Out of every legit email message you get in your Inbox, how much of it would you say is spam? 20%? 50%? While it can vary a lot based on your activities and type of filtering, the worldwide average is stunning. A whopping 90% of email has been reported as spam. An U.S. email security company, Postini, performed a study and came to the conclusion that spam has been on the rise the past few months, nearly tripling the amount sent worldwide:
His company has detected 7 billion spam e-mails worldwide in November compared to 2.5 billion in June. Spam in Britain has risen by 50 percent in the last two months alone, according to Internet security company SurfControl.

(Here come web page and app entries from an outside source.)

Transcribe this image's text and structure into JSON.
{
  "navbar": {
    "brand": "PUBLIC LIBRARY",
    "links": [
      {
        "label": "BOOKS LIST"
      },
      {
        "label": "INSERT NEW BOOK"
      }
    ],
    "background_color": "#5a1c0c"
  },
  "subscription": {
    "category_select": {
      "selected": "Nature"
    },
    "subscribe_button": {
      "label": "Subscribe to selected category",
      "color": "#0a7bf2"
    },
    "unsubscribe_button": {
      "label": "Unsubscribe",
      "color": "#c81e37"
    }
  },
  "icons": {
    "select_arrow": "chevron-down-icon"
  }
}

That is beyond bad, that is sickening. Blaming 80% of that volume on a small number of "illegal gangs", even if those numbers are remotely accurate it's a sad state of affairs that people must deal with such volume of useless junk. Is it really possible to stop it? After all, if nobody ever replied to a spam mail, there would be no incentive for these criminals to mail them out. Which means somewhere along the line, one of those millions of spam-laden Inboxes is replying to it. While many countries are enacting laws to prevent and attack spam, and companies are becoming more aggressive in fighting it, there are many who think that simply isn't the correct approach:

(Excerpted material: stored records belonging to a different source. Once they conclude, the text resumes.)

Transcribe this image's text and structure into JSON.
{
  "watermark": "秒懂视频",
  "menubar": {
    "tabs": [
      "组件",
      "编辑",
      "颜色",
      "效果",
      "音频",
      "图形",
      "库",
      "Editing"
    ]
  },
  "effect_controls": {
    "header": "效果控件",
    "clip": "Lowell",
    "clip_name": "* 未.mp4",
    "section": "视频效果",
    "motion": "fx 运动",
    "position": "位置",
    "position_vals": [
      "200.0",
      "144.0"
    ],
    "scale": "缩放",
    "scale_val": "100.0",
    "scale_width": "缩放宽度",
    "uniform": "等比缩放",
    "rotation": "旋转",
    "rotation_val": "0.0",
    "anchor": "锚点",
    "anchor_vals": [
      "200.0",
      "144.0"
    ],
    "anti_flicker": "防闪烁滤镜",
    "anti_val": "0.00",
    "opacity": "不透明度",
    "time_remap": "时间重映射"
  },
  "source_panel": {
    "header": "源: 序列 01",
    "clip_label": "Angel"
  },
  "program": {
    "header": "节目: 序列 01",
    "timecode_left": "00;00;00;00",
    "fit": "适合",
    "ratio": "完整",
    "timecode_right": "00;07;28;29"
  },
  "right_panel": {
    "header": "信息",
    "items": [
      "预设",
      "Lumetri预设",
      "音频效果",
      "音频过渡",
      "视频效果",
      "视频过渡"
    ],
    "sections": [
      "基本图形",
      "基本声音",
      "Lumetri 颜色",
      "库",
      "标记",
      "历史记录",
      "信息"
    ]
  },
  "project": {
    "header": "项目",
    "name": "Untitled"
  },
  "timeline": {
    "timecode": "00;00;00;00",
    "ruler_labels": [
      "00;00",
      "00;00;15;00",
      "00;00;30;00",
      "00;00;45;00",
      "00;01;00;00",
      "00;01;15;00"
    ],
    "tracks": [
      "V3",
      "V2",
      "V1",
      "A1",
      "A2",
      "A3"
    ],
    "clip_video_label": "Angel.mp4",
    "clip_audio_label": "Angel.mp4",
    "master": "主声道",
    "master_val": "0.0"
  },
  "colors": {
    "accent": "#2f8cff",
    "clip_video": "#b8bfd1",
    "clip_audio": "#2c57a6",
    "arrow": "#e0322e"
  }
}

It will only end when people stop buying diet pills, herbal highs and sexual performance enhancers, said Dave Rand, of Internet security firm Trend Micro. "The products they are selling by spam are exactly the same products that they sold in the Middle Ages," he said. "This really is a human problem, not a computer problem."
Is he right? Quite possibly. An international problem, however, requires an international solution. The situation will probably never change until companies and legal agencies across the world begin working together.